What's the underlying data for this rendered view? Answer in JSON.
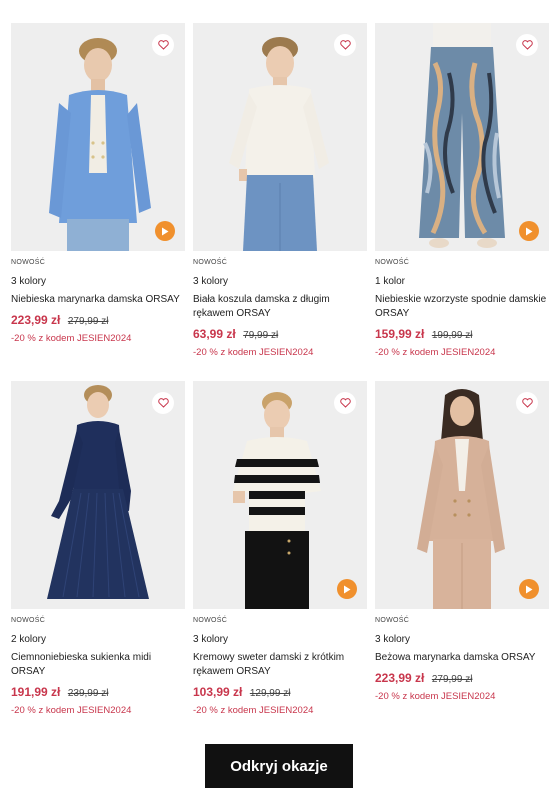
{
  "products": [
    {
      "badge": "NOWOŚĆ",
      "colors": "3 kolory",
      "name": "Niebieska marynarka damska ORSAY",
      "price_new": "223,99 zł",
      "price_old": "279,99 zł",
      "promo": "-20 % z kodem JESIEN2024",
      "has_video": true,
      "image": "blue-blazer-model"
    },
    {
      "badge": "NOWOŚĆ",
      "colors": "3 kolory",
      "name": "Biała koszula damska z długim rękawem ORSAY",
      "price_new": "63,99 zł",
      "price_old": "79,99 zł",
      "promo": "-20 % z kodem JESIEN2024",
      "has_video": false,
      "image": "white-sweater-model"
    },
    {
      "badge": "NOWOŚĆ",
      "colors": "1 kolor",
      "name": "Niebieskie wzorzyste spodnie damskie ORSAY",
      "price_new": "159,99 zł",
      "price_old": "199,99 zł",
      "promo": "-20 % z kodem JESIEN2024",
      "has_video": true,
      "image": "patterned-trousers-model"
    },
    {
      "badge": "NOWOŚĆ",
      "colors": "2 kolory",
      "name": "Ciemnoniebieska sukienka midi ORSAY",
      "price_new": "191,99 zł",
      "price_old": "239,99 zł",
      "promo": "-20 % z kodem JESIEN2024",
      "has_video": false,
      "image": "navy-midi-dress-model"
    },
    {
      "badge": "NOWOŚĆ",
      "colors": "3 kolory",
      "name": "Kremowy sweter damski z krótkim rękawem ORSAY",
      "price_new": "103,99 zł",
      "price_old": "129,99 zł",
      "promo": "-20 % z kodem JESIEN2024",
      "has_video": true,
      "image": "striped-sweater-model"
    },
    {
      "badge": "NOWOŚĆ",
      "colors": "3 kolory",
      "name": "Beżowa marynarka damska ORSAY",
      "price_new": "223,99 zł",
      "price_old": "279,99 zł",
      "promo": "-20 % z kodem JESIEN2024",
      "has_video": true,
      "image": "beige-blazer-model"
    }
  ],
  "cta": {
    "label": "Odkryj okazje"
  },
  "icons": {
    "favorite": "heart-icon",
    "video": "play-icon"
  },
  "theme": {
    "sale_color": "#c8364c",
    "video_badge_color": "#f0902d",
    "cta_background": "#111111",
    "photo_background": "#eeeeee"
  }
}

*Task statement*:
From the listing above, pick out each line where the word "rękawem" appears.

*Expected answer*:
      "name": "Biała koszula damska z długim rękawem ORSAY",
      "name": "Kremowy sweter damski z krótkim rękawem ORSAY",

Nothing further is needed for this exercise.